U.S. Classification52/262, 52/481.1, 52/302.3, 52/309.5, 403/232.1, 52/745.1, 52/223.6, 52/712
International ClassificationE04B1/14, E04B1/26, E04B1/00
Cooperative ClassificationE04B1/0023, E04B1/2608, E04B1/14
European ClassificationE04B1/00C, E04B1/14, E04B1/26B1
Legal Events
DateCodeEventDescription
Aug 31, 2004FPExpired due to failure to pay maintenance fee

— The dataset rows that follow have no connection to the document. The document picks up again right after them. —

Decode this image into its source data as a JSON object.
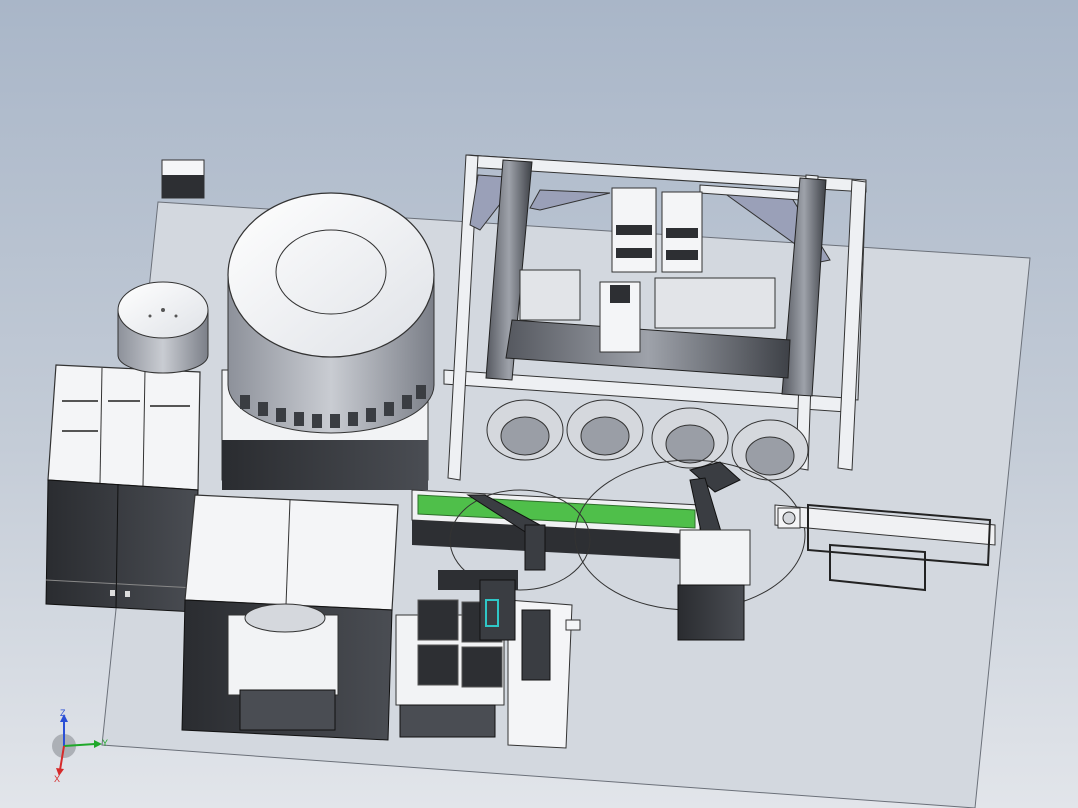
{
  "viewport": {
    "background_top": "#a9b6c8",
    "background_bottom": "#e2e5ea"
  },
  "model": {
    "description_visible": false,
    "machine_colors": {
      "panel": "#f2f3f5",
      "frame": "#e8eaee",
      "dark": "#2d2f33",
      "accent_green": "#4fbf4a"
    }
  },
  "triad": {
    "z_label": "Z",
    "y_label": "Y",
    "x_label": "X",
    "z_color": "#2a4fd6",
    "y_color": "#1fa82a",
    "x_color": "#d62a2a"
  }
}
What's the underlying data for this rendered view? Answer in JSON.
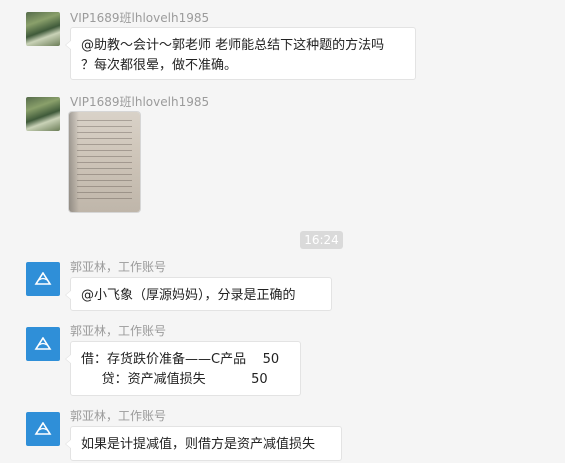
{
  "messages": [
    {
      "sender": "VIP1689班lhlovelh1985",
      "lines": [
        "@助教～会计～郭老师 老师能总结下这种题的方法吗",
        "？每次都很晕，做不准确。"
      ]
    },
    {
      "sender": "VIP1689班lhlovelh1985",
      "attachment": "photo-of-textbook-page"
    },
    {
      "sender": "郭亚林，工作账号",
      "lines": [
        "@小飞象（厚源妈妈），分录是正确的"
      ]
    },
    {
      "sender": "郭亚林，工作账号",
      "lines": [
        "借：存货跌价准备——C产品    50",
        "     贷：资产减值损失           50"
      ]
    },
    {
      "sender": "郭亚林，工作账号",
      "lines": [
        "如果是计提减值，则借方是资产减值损失"
      ]
    }
  ],
  "timestamp": "16:24",
  "icons": {
    "avatar_user": "user-photo-avatar",
    "avatar_teacher": "company-logo-avatar"
  },
  "colors": {
    "background": "#f5f5f5",
    "bubble": "#ffffff",
    "sender_text": "#9b9b9b",
    "timestamp_bg": "#dadada",
    "logo_blue": "#2f8fd8"
  }
}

Effective date: 20040704
Jul 6, 2004LAPSLapse for failure to pay maintenance fees
Jan 28, 2004REMIMaintenance fee reminder mailed
Nov 16, 1998ASAssignment
Owner name: SCOTSPINE ENTERPRISES LTD., CANADA
Free format text: ASSIGNMENT OF ASSIGNORS INTEREST;ASSIGNOR:MILL, PETER A.D.;REEL/FRAME:009579/0103
Effective date: 19980503